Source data

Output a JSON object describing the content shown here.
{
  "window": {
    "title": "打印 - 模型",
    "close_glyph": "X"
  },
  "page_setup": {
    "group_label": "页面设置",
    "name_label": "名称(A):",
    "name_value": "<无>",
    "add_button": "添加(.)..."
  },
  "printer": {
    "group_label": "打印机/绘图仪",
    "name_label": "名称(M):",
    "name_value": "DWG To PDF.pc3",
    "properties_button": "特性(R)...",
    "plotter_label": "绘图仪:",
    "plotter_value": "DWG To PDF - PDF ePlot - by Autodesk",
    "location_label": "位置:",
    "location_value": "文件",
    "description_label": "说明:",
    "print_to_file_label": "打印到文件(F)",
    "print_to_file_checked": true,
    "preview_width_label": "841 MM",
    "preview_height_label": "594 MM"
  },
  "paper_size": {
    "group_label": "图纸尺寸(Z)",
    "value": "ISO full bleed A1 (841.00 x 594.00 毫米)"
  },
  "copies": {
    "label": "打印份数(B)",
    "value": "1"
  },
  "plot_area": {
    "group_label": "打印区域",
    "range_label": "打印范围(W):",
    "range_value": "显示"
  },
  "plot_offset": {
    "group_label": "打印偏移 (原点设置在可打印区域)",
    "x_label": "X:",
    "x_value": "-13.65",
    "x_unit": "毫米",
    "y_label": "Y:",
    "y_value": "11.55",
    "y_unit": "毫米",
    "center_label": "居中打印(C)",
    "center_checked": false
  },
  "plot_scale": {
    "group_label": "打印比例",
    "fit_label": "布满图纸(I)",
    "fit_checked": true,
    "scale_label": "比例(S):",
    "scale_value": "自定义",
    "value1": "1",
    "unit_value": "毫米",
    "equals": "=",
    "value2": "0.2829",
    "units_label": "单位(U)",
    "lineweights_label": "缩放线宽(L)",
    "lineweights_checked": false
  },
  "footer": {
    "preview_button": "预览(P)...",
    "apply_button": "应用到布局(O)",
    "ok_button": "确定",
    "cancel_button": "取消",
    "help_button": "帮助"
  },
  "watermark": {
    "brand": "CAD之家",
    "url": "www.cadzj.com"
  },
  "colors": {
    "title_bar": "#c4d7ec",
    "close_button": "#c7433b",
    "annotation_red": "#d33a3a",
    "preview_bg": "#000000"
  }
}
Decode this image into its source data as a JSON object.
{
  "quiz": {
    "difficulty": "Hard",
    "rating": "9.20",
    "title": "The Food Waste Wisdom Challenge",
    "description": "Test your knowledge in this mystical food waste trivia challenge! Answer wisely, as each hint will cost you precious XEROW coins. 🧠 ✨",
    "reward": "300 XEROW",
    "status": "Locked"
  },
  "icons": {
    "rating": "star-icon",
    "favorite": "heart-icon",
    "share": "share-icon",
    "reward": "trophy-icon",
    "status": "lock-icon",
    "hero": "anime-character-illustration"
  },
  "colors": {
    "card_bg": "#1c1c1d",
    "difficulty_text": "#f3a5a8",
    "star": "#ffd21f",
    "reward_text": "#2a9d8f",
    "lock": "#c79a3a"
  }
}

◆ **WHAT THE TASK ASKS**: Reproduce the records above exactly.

◆ **RESULT**:
Output a JSON object describing the content shown here.
{
  "window": {
    "title": "打印 - 模型",
    "close_glyph": "X"
  },
  "page_setup": {
    "group_label": "页面设置",
    "name_label": "名称(A):",
    "name_value": "<无>",
    "add_button": "添加(.)..."
  },
  "printer": {
    "group_label": "打印机/绘图仪",
    "name_label": "名称(M):",
    "name_value": "DWG To PDF.pc3",
    "properties_button": "特性(R)...",
    "plotter_label": "绘图仪:",
    "plotter_value": "DWG To PDF - PDF ePlot - by Autodesk",
    "location_label": "位置:",
    "location_value": "文件",
    "description_label": "说明:",
    "print_to_file_label": "打印到文件(F)",
    "print_to_file_checked": true,
    "preview_width_label": "841 MM",
    "preview_height_label": "594 MM"
  },
  "paper_size": {
    "group_label": "图纸尺寸(Z)",
    "value": "ISO full bleed A1 (841.00 x 594.00 毫米)"
  },
  "copies": {
    "label": "打印份数(B)",
    "value": "1"
  },
  "plot_area": {
    "group_label": "打印区域",
    "range_label": "打印范围(W):",
    "range_value": "显示"
  },
  "plot_offset": {
    "group_label": "打印偏移 (原点设置在可打印区域)",
    "x_label": "X:",
    "x_value": "-13.65",
    "x_unit": "毫米",
    "y_label": "Y:",
    "y_value": "11.55",
    "y_unit": "毫米",
    "center_label": "居中打印(C)",
    "center_checked": false
  },
  "plot_scale": {
    "group_label": "打印比例",
    "fit_label": "布满图纸(I)",
    "fit_checked": true,
    "scale_label": "比例(S):",
    "scale_value": "自定义",
    "value1": "1",
    "unit_value": "毫米",
    "equals": "=",
    "value2": "0.2829",
    "units_label": "单位(U)",
    "lineweights_label": "缩放线宽(L)",
    "lineweights_checked": false
  },
  "footer": {
    "preview_button": "预览(P)...",
    "apply_button": "应用到布局(O)",
    "ok_button": "确定",
    "cancel_button": "取消",
    "help_button": "帮助"
  },
  "watermark": {
    "brand": "CAD之家",
    "url": "www.cadzj.com"
  },
  "colors": {
    "title_bar": "#c4d7ec",
    "close_button": "#c7433b",
    "annotation_red": "#d33a3a",
    "preview_bg": "#000000"
  }
}
Decode this image into its source data as a JSON object.
{
  "quiz": {
    "difficulty": "Hard",
    "rating": "9.20",
    "title": "The Food Waste Wisdom Challenge",
    "description": "Test your knowledge in this mystical food waste trivia challenge! Answer wisely, as each hint will cost you precious XEROW coins. 🧠 ✨",
    "reward": "300 XEROW",
    "status": "Locked"
  },
  "icons": {
    "rating": "star-icon",
    "favorite": "heart-icon",
    "share": "share-icon",
    "reward": "trophy-icon",
    "status": "lock-icon",
    "hero": "anime-character-illustration"
  },
  "colors": {
    "card_bg": "#1c1c1d",
    "difficulty_text": "#f3a5a8",
    "star": "#ffd21f",
    "reward_text": "#2a9d8f",
    "lock": "#c79a3a"
  }
}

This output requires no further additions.